One of the greatest joys of a fantasy fiction fan is discovering an epic series where you have several volumes to devour at once.
American author Megan Whalen Turner burst onto the scene 21 years ago with The Thief, introducing us to the world of The Queen’s Thief and winning a Newbery Honor Award in 1997. Five books later, her new novel Thick As Thieves takes us back to the kingdoms of Attolia, Eddis and Soulin, and turns to the character of Kamet the slave (who readers met briefly in the second book, The Queen Of Attolia) to tell the story.
Though happy with his lot in life, the poisoning of Kamet’s master ejects him from complacency – and entirely from the Mede Empire. Think of the Medes as the Romans, and you get an idea of how fascinating his tale becomes.
Mede is a vast, sprawling empire looking to swallow up smaller kingdoms, and its citizens share their realm’s strong views of its backwater neighbours. For example, Mede has a sewer system; Attolia has chamber pots.
Turner blends mythologies from the Romans, the ancient Greeks and other civilisations of that time and place to create a fantasy world that may be vaguely familiar to students of history but completely unique to others. The gods themselves appear to influence the events of her world.

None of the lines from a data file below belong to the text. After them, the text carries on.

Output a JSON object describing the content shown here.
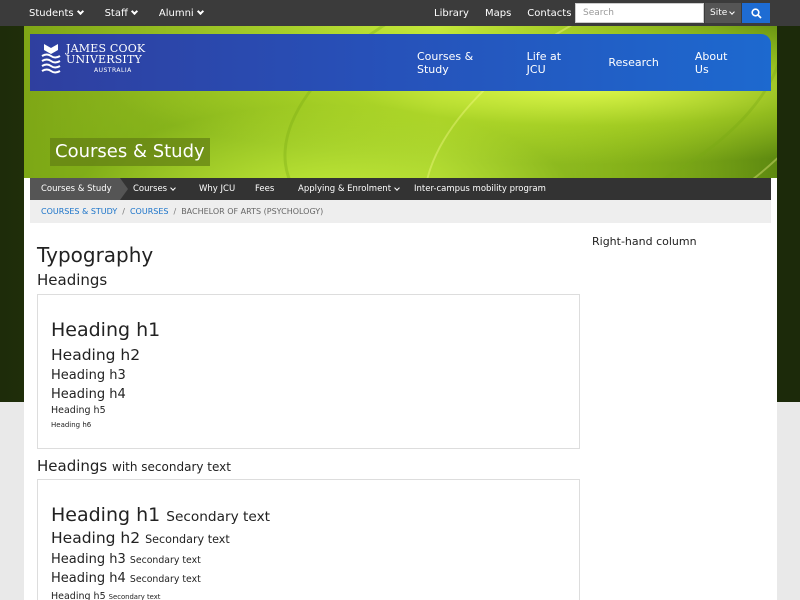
{
  "topbar": {
    "left_items": [
      "Students",
      "Staff",
      "Alumni"
    ],
    "right_links": [
      "Library",
      "Maps",
      "Contacts"
    ],
    "search_placeholder": "Search",
    "site_select": "Site"
  },
  "logo": {
    "line1": "JAMES COOK",
    "line2": "UNIVERSITY",
    "line3": "AUSTRALIA"
  },
  "main_nav": [
    "Courses & Study",
    "Life at JCU",
    "Research",
    "About Us"
  ],
  "hero_title": "Courses & Study",
  "sub_nav": {
    "active": "Courses & Study",
    "items": [
      "Courses",
      "Why JCU",
      "Fees",
      "Applying & Enrolment",
      "Inter-campus mobility program"
    ]
  },
  "breadcrumb": {
    "link1": "COURSES & STUDY",
    "link2": "COURSES",
    "current": "BACHELOR OF ARTS (PSYCHOLOGY)",
    "separator": "/"
  },
  "content": {
    "title": "Typography",
    "section1_title": "Headings",
    "section2_title": "Headings",
    "section2_sub": "with secondary text",
    "headings": [
      "Heading h1",
      "Heading h2",
      "Heading h3",
      "Heading h4",
      "Heading h5",
      "Heading h6"
    ],
    "secondary_text": "Secondary text"
  },
  "right_column": "Right-hand column",
  "colors": {
    "topbar": "#3b3b3b",
    "nav_start": "#2f3f9f",
    "nav_end": "#1d69cf",
    "link": "#1a73c9",
    "search_button": "#1e6cd3"
  }
}
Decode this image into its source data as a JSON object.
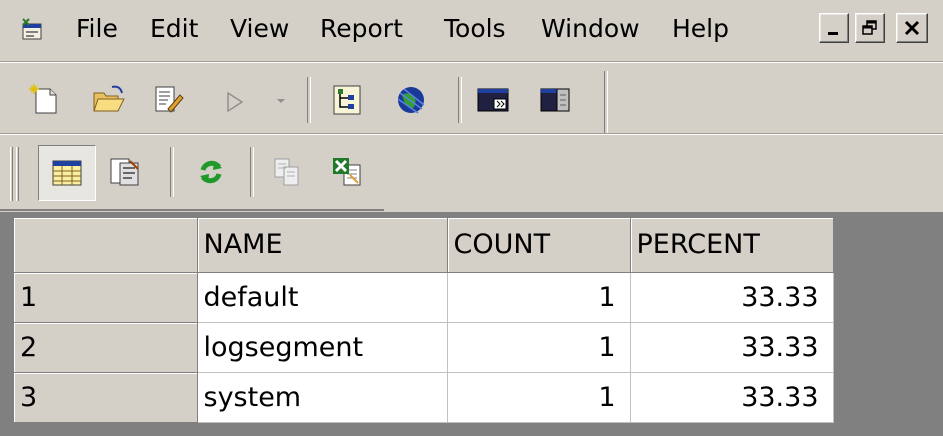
{
  "menubar": {
    "items": [
      "File",
      "Edit",
      "View",
      "Report",
      "Tools",
      "Window",
      "Help"
    ],
    "window_buttons": {
      "minimize": "_",
      "restore": "🗗",
      "close": "X"
    }
  },
  "toolbar1": {
    "icons": [
      "new-document-icon",
      "open-folder-icon",
      "edit-document-icon",
      "run-icon",
      "dropdown-arrow-icon",
      "tree-view-icon",
      "globe-icon",
      "console-window-icon",
      "split-window-icon"
    ]
  },
  "toolbar2": {
    "icons": [
      "grid-view-icon",
      "form-view-icon",
      "refresh-icon",
      "copy-icon",
      "export-excel-icon"
    ]
  },
  "grid": {
    "columns": [
      "",
      "NAME",
      "COUNT",
      "PERCENT"
    ],
    "rows": [
      {
        "num": "1",
        "name": "default",
        "count": "1",
        "percent": "33.33"
      },
      {
        "num": "2",
        "name": "logsegment",
        "count": "1",
        "percent": "33.33"
      },
      {
        "num": "3",
        "name": "system",
        "count": "1",
        "percent": "33.33"
      }
    ]
  },
  "colors": {
    "chrome": "#d4d0c8",
    "grid_background": "#808080",
    "cell_background": "#ffffff",
    "refresh_green": "#1f9a2a",
    "icon_blue": "#1a3a9a"
  }
}
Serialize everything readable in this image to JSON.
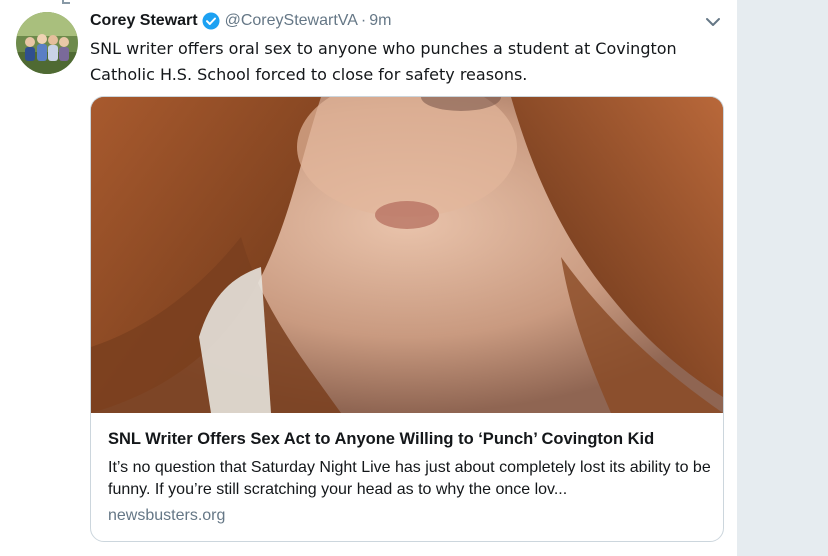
{
  "tweet": {
    "author_name": "Corey Stewart",
    "author_handle": "@CoreyStewartVA",
    "separator": "·",
    "time": "9m",
    "verified": true,
    "text": "SNL writer offers oral sex to anyone who punches a student at Covington Catholic H.S.  School forced to close for safety reasons."
  },
  "card": {
    "title": "SNL Writer Offers Sex Act to Anyone Willing to ‘Punch’ Covington Kid",
    "description": "It’s no question that Saturday Night Live has just about completely lost its ability to be funny. If you’re still scratching your head as to why the once lov...",
    "domain": "newsbusters.org"
  },
  "icons": {
    "verified": "verified-badge-icon",
    "caret": "chevron-down-icon"
  },
  "colors": {
    "primary_text": "#14171a",
    "secondary_text": "#657786",
    "verified_blue": "#1da1f2",
    "border": "#ccd6dd",
    "page_background": "#e6ecf0"
  }
}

Thick As Thieves is essentially the story of Kamet and Costas, one of the queen’s guards from the third novel, The King Of Attolia, as they try desperately to escape from the empire and get across the ocean to the safety of Attolia.

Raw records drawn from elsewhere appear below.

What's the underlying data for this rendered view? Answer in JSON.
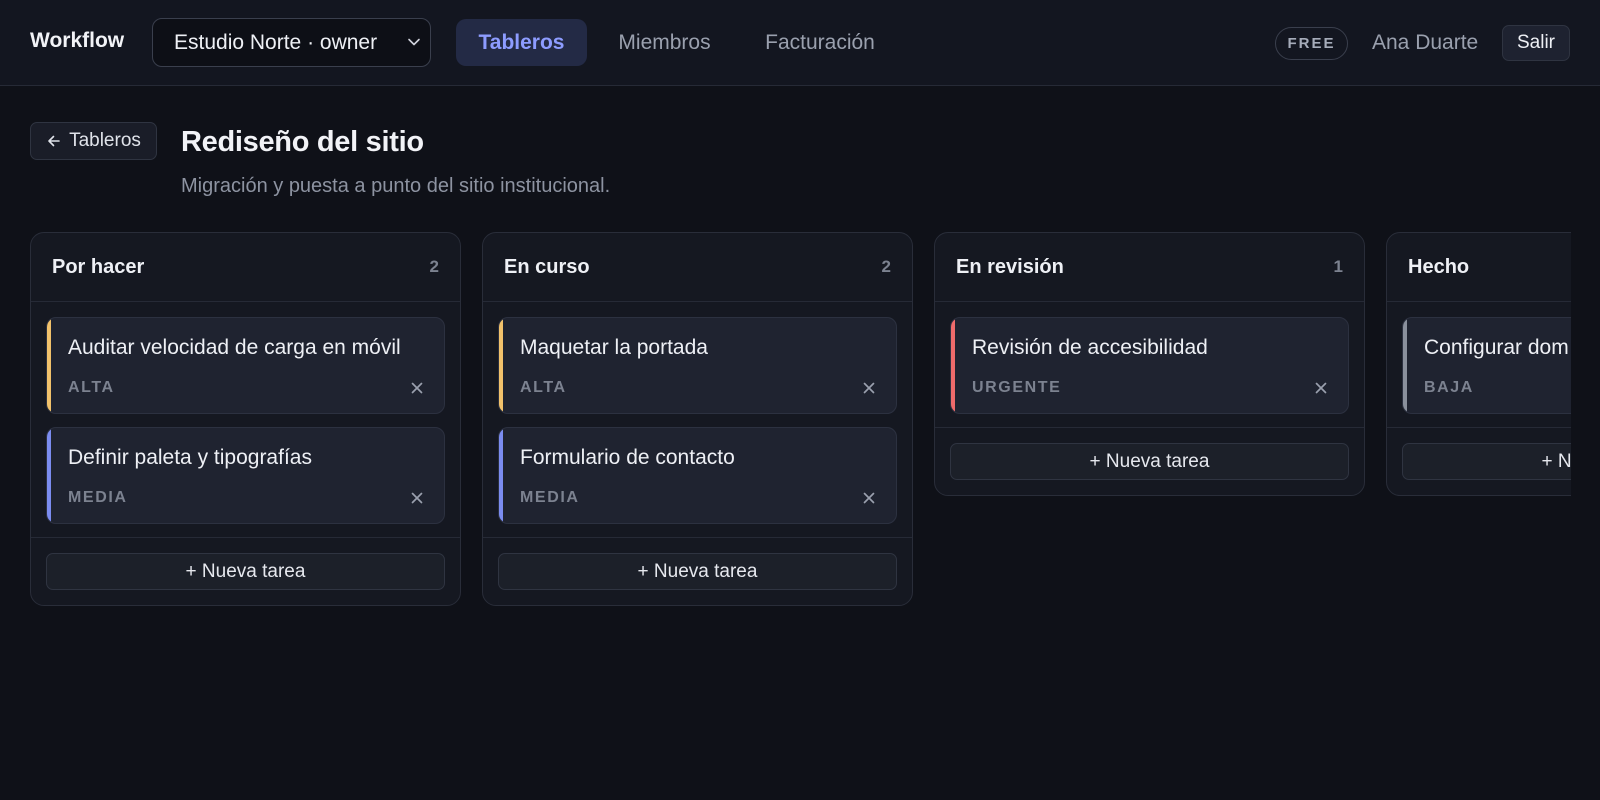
{
  "topbar": {
    "brand": "Workflow",
    "org_select": "Estudio Norte · owner",
    "tabs": [
      {
        "label": "Tableros",
        "active": true
      },
      {
        "label": "Miembros",
        "active": false
      },
      {
        "label": "Facturación",
        "active": false
      }
    ],
    "plan_badge": "FREE",
    "user_name": "Ana Duarte",
    "logout_label": "Salir"
  },
  "board": {
    "back_label": "Tableros",
    "title": "Rediseño del sitio",
    "description": "Migración y puesta a punto del sitio institucional.",
    "add_task_label": "+ Nueva tarea",
    "columns": [
      {
        "title": "Por hacer",
        "count": "2",
        "cards": [
          {
            "title": "Auditar velocidad de carga en móvil",
            "priority": "ALTA"
          },
          {
            "title": "Definir paleta y tipografías",
            "priority": "MEDIA"
          }
        ]
      },
      {
        "title": "En curso",
        "count": "2",
        "cards": [
          {
            "title": "Maquetar la portada",
            "priority": "ALTA"
          },
          {
            "title": "Formulario de contacto",
            "priority": "MEDIA"
          }
        ]
      },
      {
        "title": "En revisión",
        "count": "1",
        "cards": [
          {
            "title": "Revisión de accesibilidad",
            "priority": "URGENTE"
          }
        ]
      },
      {
        "title": "Hecho",
        "count": "",
        "cards": [
          {
            "title": "Configurar dom",
            "priority": "BAJA"
          }
        ]
      }
    ]
  },
  "colors": {
    "accent": "#8d9cff",
    "priority_alta": "#f2c26b",
    "priority_media": "#7b8cf0",
    "priority_urgente": "#ef6b6b",
    "priority_baja": "#8a909c"
  },
  "icons": {
    "back": "arrow-left-icon",
    "org_select": "chevron-down-icon",
    "card_remove": "close-icon"
  }
}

Turner’s writing and her delicate touches are gorgeous. Her mastery of foreshadowing is second to none. Even better is the impeccable building of her fantasy world. In every one of her five books, she weaves myths, legends and religions from her creation into her stories, giving the world a feeling of history and immense depth.
Turner’s first novel, The Thief, sets up the character of Eugenides (aka Gen) as the main protagonist. A liar, a scoundrel, and a brilliant tactician, Gen is also the Queen of Eddis’ thief.
The patron god of thieves is named Eugenides as well, and so “Eugenides” has become a heredity title held by all the queen’s thieves. Gen is so great a thief that he can steal anything from jewellery to secret plans to persons such as a magus, or even a queen.
The Queen Of Attolia continues Gen’s story from a third person perspective, detailing his dealings with the titular queen, from her pursuit of him across her country to their marriage.
The King Of Attolia picks up that story from Costas’ point of view, as Gen becomes king even though no one – let alone a guardsman – wants an outsider as his monarch.
In book four, A Conspiracy Of Kings, Turner reveals the events in the kingdom of Soulin after Gen steals the magus from the kingdom’s ruler. The novel follows the trails faced by Sophos, the heir to the sovereign, on his journey to the throne after his uncle is killed.
The books don’t need to be read in order, but the characters and world building deliver a better payoff when they are. All four volumes have now been reissued in paperback, with bonus content, to pave the way for Thick As Thieves.
Turner gives us the history of her gods in the first books with a more a traditional “Western” style of tale, in the vein of Homer’s Odyssey.
Admittedly, I tackled the books back to back, and it was a jarring change to hear the Medes’ style of declamation. Their form of recitation, using a more poetic style of storytelling and visual imagery, was annoying at first. But as Kamet tells one of the many adventures of two legendary friends named Ennikar and Immakuk, the charm of these poetic recitations starts to appear.
Apart from being a way to unload information, it establishes this entire world as a living entity, filled with different people, schools of thoughts and, of course, myths, legends and religions. Turner does love having her deities take direct involvement in her characters’ lives, and Mede’s gods work as much as anyone else to reach their own ends.
This is another level of delight in Turner’s storytelling. A constant thread alluded to throughout the entire body of work is the threat of disaster. We know that a volcanic eruption not unlike Vesuvius is threatening to annihilate Eddis like Pompeii. It’s up to Gen and his friends and allies to do the will of the gods if they are to survive the oncoming destruction.
So if you’ve not had the pleasure of The Queen’s Thief up till now, go pick up Thick As Thieves. And if you’re sold on this book, go get the rest of the series. Moira has a message for you.
Thick As Thieves (The Queen’s Thief #5)
Author: Megan Whalen Turner
Publisher: Greenwillow Books, young adult fantasy